- What needs to be done -
Search the records for the string "this" and return each line that has it.

____

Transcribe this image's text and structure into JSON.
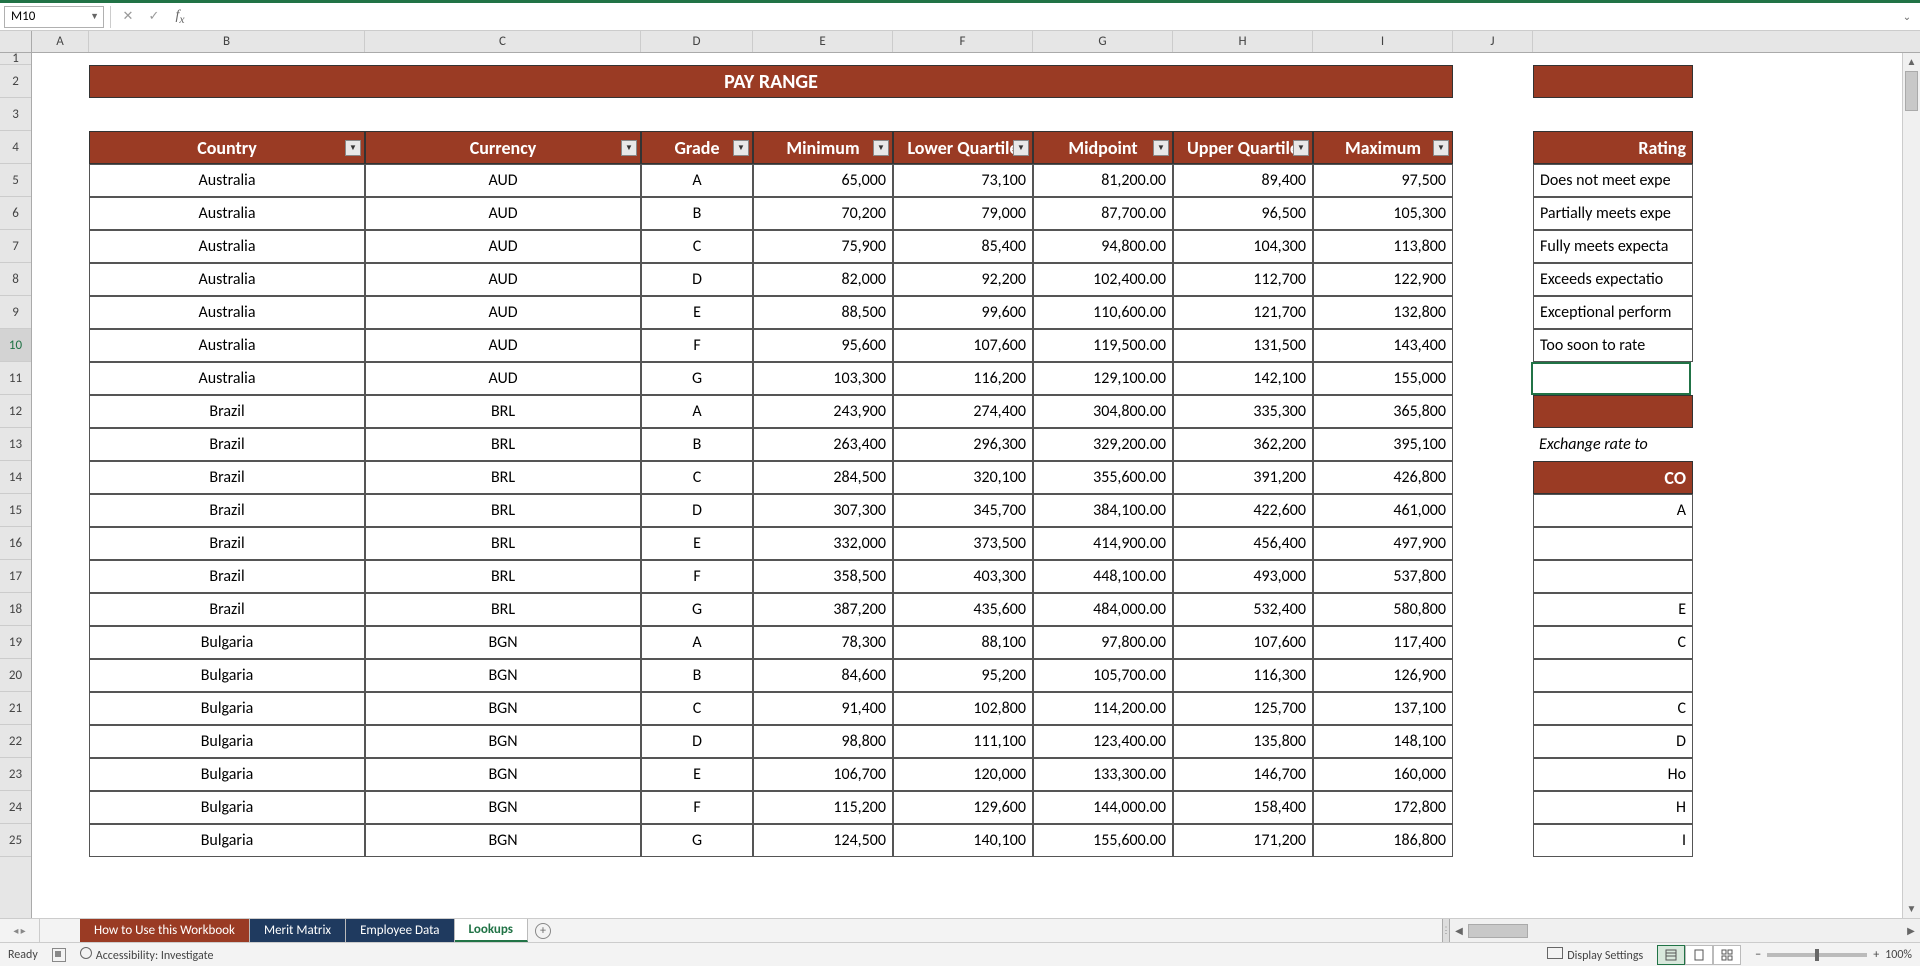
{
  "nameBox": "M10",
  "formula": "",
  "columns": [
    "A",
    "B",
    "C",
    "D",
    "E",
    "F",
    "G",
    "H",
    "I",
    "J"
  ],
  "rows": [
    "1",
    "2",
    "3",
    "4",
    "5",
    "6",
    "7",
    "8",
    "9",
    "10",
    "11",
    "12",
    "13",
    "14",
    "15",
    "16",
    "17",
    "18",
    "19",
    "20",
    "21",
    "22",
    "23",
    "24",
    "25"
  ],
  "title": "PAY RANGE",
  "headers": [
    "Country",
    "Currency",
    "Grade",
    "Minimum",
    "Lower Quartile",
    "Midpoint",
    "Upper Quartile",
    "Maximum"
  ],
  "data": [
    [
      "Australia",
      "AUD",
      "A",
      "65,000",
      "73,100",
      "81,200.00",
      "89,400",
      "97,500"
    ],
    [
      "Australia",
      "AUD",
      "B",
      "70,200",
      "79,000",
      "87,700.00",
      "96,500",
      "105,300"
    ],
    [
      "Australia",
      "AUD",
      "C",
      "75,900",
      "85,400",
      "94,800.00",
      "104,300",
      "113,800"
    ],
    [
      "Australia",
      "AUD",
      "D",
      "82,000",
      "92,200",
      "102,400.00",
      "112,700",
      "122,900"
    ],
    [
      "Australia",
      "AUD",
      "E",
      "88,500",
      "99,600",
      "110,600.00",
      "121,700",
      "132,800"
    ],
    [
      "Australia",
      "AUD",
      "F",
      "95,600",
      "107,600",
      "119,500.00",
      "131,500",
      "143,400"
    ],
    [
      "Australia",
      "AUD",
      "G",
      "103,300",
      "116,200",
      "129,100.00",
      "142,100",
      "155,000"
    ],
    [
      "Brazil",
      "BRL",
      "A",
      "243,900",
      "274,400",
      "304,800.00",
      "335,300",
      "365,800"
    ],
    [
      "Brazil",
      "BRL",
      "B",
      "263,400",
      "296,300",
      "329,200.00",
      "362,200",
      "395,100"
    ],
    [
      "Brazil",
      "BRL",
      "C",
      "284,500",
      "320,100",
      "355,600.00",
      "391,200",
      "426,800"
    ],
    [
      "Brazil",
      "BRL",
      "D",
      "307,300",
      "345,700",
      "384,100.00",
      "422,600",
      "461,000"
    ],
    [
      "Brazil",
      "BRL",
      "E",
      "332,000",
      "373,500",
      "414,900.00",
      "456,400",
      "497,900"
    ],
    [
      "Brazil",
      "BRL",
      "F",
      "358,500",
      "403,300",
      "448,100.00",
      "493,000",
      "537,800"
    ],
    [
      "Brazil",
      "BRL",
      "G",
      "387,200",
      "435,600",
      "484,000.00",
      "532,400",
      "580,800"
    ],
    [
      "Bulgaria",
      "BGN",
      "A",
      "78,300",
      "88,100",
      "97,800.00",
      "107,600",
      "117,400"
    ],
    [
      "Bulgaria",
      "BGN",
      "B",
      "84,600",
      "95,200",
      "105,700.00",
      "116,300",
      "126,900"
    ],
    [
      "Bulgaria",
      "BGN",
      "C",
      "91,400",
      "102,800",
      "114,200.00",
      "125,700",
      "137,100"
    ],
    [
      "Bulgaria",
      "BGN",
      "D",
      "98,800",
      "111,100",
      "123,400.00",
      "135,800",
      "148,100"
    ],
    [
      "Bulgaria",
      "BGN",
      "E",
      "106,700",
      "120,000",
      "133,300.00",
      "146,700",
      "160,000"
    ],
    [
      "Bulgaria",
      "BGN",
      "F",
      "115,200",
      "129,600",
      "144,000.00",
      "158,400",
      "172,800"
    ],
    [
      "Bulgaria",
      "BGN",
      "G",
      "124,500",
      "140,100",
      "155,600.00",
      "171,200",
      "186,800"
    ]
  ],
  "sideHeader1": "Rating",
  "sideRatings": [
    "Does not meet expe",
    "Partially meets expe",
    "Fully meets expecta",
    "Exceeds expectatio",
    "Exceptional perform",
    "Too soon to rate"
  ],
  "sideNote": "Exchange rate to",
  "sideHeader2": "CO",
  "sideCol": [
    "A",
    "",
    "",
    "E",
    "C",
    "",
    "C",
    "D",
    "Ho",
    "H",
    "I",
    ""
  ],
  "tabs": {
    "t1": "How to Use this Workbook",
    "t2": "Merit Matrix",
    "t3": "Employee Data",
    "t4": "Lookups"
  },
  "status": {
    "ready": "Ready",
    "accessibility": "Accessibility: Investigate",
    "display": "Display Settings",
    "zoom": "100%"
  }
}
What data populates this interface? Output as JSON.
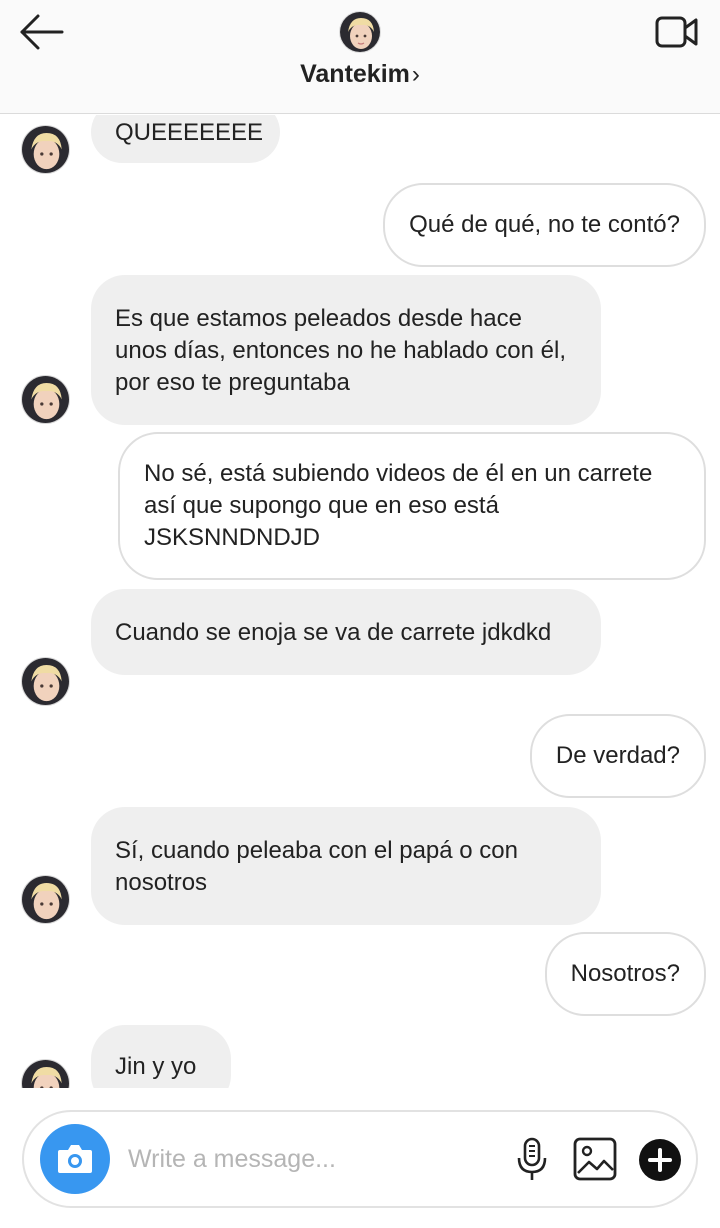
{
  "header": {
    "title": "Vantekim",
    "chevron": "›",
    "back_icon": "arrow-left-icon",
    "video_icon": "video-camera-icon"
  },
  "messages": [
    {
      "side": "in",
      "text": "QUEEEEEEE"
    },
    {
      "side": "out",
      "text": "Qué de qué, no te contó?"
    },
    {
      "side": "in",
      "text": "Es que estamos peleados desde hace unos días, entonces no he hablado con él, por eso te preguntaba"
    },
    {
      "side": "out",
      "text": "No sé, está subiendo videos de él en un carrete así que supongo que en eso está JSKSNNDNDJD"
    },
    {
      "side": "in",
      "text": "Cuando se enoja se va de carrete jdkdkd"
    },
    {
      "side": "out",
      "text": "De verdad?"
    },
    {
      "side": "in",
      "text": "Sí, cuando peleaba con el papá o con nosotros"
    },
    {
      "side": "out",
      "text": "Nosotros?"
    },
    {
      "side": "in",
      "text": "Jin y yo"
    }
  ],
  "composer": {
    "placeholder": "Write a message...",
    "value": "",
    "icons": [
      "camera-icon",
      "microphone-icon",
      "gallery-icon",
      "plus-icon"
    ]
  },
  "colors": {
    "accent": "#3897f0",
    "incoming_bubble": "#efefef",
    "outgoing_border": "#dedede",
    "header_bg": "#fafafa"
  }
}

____

- The completed task -
Transcribe this image's text and structure into JSON.
    "t1": "How to Use this Workbook",
What data populates this interface? Output as JSON.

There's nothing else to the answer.